During the date we see that Olivia has transformed herself from overworked schoolteacher to exotic hottie that eventually finds herself writhing sensually atop a mechanical bull at Lundgren’s favorite country western bar. This development is fine, Miss Taylor is FINE, what really works against the film is Dolph in the role. Not only is he 30 years her senior, but there is no way this Swedish hunk spends his time line dancing through sawdust covered floors. One can only suspend disbelief for so long.
Back at the school, Agent Reed gets help from Bill Bellamy’s, Agent Sanders via prompting through an ear piece and hacking into the school security camera feed. The child development coaching provided during this scene where Reed learns that concepts such as time-out and telling kids they’re smart is outdated, shows the role was clearly written for a younger actor from the generation that used non-PC words like “retarded”, which our hero is also scolded for.
The best example of his clueless nature is when Reed tells the kids to sit “Indian Style” and get’s zero results. Bellamy then tells him that “Indian Style is dead. It’s Criss Cross Applesauce now.” As soon as Dolph uses the magical, non-racially insensitive word, the children find their seats with no problem.
Now more confident and in control, Reed gets to uses his own his “warrior” skills to teach the kids about the story of Trojan Horse to win at Capture the Flag which cements his relationship with the students.
One big 21st century update to a rehashed minor plot point from the original has to do with the student who has a suspected abusive father.
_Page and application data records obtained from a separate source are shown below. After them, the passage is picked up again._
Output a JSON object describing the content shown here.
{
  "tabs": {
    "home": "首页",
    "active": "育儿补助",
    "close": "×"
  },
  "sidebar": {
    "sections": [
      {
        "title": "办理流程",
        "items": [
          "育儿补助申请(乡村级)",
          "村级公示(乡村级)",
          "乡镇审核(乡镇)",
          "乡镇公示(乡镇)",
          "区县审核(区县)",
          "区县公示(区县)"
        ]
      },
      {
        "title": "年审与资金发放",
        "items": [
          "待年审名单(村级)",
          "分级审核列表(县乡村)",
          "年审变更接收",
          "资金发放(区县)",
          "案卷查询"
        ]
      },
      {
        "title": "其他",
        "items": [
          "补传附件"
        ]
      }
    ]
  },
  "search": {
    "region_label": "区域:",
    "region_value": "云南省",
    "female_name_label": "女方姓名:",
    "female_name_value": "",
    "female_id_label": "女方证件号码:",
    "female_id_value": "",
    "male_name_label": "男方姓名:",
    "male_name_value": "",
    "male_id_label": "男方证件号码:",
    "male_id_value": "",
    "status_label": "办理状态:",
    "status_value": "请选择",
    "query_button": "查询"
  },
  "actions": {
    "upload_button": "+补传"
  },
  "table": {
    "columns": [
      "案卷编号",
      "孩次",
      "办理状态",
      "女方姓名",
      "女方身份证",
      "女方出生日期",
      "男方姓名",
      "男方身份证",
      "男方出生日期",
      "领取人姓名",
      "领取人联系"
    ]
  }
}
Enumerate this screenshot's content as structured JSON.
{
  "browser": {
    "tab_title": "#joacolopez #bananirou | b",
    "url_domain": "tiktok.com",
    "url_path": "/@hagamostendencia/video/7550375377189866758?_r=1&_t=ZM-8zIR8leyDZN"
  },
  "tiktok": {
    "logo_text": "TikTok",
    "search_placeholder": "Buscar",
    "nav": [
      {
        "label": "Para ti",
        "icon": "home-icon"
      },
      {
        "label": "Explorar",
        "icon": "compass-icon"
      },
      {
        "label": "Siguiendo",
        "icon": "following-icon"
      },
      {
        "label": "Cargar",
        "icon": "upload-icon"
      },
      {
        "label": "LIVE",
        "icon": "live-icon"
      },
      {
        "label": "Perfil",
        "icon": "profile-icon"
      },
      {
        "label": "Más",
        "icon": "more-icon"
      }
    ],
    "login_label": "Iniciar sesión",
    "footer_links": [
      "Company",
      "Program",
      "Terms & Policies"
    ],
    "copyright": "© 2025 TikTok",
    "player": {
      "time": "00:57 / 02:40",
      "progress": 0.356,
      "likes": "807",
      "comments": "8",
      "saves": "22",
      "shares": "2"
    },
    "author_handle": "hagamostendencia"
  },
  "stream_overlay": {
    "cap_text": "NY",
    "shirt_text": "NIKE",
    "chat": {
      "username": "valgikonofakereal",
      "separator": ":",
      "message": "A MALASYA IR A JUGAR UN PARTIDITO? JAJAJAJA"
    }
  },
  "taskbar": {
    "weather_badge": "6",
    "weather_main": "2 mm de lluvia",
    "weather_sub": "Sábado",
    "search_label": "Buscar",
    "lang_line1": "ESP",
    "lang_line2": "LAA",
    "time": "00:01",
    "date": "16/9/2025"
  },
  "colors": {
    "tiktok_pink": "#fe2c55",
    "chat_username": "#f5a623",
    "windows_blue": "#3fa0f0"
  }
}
In 1990, Arnold got away with punching the drunk dad in the face and had everyone cheering for his good-hearted vigilante justice. In 2016, so as to avoid the obvious lawsuit that would follow such an incident, Dolph instead sensitively tells the Dad he understands what it’s like to be laid off and says he will call some friends to help him find work. “You would do that for me?” the Dad responds. “I’d do that for her.” Dolph replies and our hearts melt…theoretically.
Of course the whole Zogu thing is still going on in the background, with 2 Albanian goons identifying the agent and hassling him into giving up the case. With the help of a secret code found in a rhyme about the class pet guinea pig, Reed, Sanders and Olivia realize the flash drive is in the kindergarten time capsule just at Zogu and his gang show up to force the heroes into taking the bad guys to the site of a field trip where the capsule is about to be buried.
The final battle finds the kids ganging up on the bad guys with wooden sticks swinging and holding their own. Action I should mention was cued by Dolph chomping down on a Twix bar (yes!). Dolph and Zogu then have a man to man showdown in the nearby creek that ends with the groaner of a one-liner, “Class is dismissed”, which Bellamy quickly calls Lundgren out on as lame. The flash drive is saved and claimed by “Angry Seargent Stereotype” who inexplicably appears from the woods to retrieve it, then disappears into the trees once again (so weird).
The final scene of the kids running into the classroom to embrace their hero teacher is expected, but out of place as credits roll.
So, you have the plot, but should you see the movie? Look, Lundgren is the weak point of this film, I’ve made that clear, but the movie itself is cheesy fun. He’s surrounded by enough c-level supporting characters in wacky scenarios that you get a few laughs every scene. The script helps in that it is very self-aware and plays with old movie cliches that we the audience have smartened up to over the last 20 years.
It’s not a masterpiece, but you could do worse on a lazy Saturday night. Check it out.
For more fun with Dolph Lundgren, click here to check out the Masters of the Universe episode of the SequelQuest podcast where we envision a sequel to the 1988 film. Will Dolph make the cut? You’ll have to listen and find out.